- **RECORDS TO USE**
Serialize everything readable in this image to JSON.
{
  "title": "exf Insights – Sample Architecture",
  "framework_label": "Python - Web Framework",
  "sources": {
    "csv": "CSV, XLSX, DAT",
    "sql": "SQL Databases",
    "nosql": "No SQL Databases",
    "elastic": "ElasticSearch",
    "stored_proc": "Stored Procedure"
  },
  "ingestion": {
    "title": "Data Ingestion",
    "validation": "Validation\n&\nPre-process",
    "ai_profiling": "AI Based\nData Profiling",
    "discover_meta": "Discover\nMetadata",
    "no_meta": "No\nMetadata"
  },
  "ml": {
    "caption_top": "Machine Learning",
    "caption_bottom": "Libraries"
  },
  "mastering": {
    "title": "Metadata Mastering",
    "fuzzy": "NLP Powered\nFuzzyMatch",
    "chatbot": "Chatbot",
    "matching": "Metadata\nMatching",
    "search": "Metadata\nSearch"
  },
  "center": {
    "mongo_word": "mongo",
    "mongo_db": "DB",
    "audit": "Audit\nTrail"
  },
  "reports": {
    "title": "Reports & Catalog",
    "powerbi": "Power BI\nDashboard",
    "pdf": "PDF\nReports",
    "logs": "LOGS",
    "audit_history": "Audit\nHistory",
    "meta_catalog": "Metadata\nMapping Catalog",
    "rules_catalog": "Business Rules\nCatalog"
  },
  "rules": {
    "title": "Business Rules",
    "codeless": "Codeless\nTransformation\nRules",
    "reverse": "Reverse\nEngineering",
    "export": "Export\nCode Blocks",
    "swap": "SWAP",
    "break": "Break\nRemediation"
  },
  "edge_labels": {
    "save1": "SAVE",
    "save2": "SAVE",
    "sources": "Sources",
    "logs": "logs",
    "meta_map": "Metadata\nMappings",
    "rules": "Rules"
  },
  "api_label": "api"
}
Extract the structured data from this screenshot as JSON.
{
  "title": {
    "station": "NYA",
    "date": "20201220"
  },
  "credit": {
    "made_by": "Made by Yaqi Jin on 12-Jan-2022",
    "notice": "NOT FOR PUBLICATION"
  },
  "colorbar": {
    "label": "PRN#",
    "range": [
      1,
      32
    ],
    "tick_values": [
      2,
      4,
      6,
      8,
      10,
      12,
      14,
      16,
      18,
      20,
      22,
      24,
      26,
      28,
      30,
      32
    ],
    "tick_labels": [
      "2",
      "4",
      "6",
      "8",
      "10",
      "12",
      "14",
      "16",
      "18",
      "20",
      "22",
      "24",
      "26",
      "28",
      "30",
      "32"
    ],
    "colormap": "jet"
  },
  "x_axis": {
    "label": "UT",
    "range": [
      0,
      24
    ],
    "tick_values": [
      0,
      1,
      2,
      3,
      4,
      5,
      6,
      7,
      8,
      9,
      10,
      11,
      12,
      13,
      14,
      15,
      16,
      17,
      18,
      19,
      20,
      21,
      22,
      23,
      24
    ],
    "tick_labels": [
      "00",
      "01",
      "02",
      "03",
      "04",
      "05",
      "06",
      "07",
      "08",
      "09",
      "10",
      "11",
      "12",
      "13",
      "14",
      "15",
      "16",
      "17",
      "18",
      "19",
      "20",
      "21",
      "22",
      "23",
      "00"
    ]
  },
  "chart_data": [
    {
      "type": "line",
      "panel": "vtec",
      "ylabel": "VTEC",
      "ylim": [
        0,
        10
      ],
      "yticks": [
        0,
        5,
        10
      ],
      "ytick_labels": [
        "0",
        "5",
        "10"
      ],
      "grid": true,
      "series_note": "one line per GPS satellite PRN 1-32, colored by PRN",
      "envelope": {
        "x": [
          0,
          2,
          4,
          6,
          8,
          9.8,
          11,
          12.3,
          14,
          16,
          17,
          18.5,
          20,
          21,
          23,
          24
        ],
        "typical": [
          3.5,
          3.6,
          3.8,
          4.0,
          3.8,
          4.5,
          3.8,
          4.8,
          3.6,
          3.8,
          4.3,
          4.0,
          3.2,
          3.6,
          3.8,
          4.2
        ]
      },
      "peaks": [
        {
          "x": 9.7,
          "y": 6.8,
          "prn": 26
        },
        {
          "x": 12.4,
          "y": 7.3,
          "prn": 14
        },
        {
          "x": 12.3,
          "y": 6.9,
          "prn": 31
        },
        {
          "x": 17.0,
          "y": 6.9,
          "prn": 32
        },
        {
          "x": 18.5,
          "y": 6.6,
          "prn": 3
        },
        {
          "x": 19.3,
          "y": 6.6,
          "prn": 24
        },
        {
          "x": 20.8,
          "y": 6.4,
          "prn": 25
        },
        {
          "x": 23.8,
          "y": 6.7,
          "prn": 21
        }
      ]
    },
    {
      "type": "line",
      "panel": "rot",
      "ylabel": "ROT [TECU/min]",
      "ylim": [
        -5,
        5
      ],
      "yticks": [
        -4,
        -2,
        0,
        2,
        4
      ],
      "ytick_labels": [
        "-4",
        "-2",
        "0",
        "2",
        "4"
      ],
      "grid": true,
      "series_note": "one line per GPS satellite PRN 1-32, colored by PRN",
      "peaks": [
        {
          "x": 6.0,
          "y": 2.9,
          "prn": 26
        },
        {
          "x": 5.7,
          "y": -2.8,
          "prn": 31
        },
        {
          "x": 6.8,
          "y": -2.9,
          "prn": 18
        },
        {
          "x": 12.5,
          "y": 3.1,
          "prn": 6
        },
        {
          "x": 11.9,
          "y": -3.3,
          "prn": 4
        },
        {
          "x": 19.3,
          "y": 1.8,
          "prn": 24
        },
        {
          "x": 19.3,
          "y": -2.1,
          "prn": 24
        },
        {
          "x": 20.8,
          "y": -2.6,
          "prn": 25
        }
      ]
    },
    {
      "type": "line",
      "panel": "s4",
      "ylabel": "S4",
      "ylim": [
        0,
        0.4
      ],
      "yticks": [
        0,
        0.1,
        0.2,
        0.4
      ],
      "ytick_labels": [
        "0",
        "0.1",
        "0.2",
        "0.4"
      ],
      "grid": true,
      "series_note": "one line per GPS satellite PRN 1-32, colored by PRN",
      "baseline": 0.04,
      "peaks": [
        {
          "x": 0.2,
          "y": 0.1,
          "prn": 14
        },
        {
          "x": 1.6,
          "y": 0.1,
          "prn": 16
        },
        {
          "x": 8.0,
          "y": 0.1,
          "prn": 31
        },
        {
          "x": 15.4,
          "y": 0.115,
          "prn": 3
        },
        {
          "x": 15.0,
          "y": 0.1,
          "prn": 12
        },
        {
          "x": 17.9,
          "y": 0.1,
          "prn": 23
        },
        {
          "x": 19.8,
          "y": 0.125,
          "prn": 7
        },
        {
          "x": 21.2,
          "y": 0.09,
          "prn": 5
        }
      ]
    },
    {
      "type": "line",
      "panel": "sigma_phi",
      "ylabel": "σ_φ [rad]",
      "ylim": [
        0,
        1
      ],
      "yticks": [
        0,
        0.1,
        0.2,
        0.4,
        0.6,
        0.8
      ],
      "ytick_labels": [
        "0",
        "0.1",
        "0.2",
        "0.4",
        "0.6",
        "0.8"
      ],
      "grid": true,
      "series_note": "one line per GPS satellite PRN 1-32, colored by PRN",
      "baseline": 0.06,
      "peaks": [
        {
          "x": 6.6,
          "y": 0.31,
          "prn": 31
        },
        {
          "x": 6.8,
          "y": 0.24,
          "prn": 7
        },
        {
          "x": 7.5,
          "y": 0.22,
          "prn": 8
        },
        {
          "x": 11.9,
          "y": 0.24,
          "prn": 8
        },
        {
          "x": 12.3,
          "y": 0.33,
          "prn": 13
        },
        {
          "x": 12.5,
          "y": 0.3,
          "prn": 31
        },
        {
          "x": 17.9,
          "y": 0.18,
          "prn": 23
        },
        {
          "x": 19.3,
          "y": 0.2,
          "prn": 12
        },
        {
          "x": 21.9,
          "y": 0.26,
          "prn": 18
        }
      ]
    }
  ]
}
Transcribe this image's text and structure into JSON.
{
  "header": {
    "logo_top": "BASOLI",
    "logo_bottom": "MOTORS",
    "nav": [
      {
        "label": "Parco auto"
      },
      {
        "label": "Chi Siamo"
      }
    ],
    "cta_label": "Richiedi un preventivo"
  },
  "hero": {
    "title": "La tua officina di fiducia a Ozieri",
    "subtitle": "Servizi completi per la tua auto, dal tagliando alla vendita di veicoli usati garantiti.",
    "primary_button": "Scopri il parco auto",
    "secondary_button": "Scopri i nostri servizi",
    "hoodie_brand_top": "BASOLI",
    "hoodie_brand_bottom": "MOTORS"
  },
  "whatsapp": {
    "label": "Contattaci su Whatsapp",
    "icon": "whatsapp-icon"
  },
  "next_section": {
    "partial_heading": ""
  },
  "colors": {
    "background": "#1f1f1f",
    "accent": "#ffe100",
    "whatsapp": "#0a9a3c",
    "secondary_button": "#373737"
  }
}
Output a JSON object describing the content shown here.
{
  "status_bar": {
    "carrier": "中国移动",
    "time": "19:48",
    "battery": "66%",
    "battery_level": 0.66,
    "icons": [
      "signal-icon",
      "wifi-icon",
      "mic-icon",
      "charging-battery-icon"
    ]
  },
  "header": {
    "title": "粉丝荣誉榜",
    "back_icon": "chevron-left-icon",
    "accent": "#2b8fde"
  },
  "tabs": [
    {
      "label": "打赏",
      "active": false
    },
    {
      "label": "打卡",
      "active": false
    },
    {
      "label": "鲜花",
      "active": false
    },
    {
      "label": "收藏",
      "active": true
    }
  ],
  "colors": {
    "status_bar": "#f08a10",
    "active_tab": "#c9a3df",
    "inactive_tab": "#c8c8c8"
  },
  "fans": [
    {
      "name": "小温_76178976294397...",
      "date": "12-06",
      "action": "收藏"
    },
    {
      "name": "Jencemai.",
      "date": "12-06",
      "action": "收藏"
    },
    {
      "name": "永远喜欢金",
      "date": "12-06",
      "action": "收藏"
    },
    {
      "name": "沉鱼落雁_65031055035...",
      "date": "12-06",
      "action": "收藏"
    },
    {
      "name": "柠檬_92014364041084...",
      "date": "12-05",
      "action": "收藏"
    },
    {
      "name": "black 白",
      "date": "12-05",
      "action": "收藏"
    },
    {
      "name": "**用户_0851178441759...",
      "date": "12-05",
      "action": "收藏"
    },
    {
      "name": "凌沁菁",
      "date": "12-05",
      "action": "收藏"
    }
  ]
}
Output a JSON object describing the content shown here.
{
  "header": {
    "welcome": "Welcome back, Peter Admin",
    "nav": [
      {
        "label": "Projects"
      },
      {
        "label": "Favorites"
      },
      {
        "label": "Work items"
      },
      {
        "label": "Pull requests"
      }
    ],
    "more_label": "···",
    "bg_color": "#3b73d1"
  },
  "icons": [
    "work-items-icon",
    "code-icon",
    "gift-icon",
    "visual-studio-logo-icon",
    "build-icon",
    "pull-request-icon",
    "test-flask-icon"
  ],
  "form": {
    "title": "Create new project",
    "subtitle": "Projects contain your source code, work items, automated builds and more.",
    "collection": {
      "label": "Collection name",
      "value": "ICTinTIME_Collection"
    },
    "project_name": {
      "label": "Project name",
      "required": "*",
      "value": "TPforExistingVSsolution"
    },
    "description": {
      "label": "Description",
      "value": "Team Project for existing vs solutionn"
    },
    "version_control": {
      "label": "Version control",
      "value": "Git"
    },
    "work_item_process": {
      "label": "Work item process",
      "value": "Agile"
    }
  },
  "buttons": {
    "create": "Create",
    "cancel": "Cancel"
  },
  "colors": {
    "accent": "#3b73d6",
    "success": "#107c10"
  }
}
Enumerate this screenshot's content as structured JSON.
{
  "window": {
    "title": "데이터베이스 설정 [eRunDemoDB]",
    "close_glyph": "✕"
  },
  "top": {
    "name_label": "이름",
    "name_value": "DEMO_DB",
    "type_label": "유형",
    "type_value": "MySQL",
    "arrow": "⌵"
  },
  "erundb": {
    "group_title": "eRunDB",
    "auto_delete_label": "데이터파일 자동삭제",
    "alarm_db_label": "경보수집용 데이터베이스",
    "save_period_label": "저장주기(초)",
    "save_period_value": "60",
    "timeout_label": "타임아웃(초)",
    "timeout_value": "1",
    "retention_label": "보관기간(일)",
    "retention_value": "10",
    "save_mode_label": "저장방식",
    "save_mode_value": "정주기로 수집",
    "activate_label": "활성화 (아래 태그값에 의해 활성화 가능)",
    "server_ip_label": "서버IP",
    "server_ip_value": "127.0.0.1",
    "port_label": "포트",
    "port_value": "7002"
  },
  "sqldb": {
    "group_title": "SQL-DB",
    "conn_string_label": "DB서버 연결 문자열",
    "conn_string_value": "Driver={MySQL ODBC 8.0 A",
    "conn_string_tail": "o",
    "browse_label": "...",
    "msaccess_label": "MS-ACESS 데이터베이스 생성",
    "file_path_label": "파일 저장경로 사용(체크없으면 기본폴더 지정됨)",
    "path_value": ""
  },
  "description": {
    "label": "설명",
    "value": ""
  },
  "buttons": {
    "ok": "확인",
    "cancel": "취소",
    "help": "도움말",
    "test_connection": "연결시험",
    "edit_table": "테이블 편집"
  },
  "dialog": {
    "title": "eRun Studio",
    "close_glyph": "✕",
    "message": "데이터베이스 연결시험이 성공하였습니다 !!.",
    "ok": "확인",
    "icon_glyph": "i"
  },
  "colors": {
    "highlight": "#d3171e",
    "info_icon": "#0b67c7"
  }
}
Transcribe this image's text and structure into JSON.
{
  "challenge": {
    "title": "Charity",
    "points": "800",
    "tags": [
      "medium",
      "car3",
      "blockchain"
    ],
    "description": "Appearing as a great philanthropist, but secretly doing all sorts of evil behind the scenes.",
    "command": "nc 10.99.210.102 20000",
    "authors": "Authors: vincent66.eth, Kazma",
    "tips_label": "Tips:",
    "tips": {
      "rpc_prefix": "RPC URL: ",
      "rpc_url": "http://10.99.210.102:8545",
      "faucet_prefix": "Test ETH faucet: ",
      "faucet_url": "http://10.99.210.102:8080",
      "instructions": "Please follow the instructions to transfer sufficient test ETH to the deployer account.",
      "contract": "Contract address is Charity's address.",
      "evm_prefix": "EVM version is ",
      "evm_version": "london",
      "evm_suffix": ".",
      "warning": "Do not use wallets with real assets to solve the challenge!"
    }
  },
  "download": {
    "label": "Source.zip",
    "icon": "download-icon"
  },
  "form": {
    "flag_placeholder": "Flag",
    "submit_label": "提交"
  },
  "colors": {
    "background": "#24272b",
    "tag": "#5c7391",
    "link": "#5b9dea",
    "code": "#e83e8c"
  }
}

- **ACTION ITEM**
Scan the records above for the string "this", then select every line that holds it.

- **OUTPUT**
Serialize everything readable in this image to JSON.
Extract the structured data from this screenshot as JSON.
Transcribe this image's text and structure into JSON.
Enumerate this screenshot's content as structured JSON.
Transcribe this image's text and structure into JSON.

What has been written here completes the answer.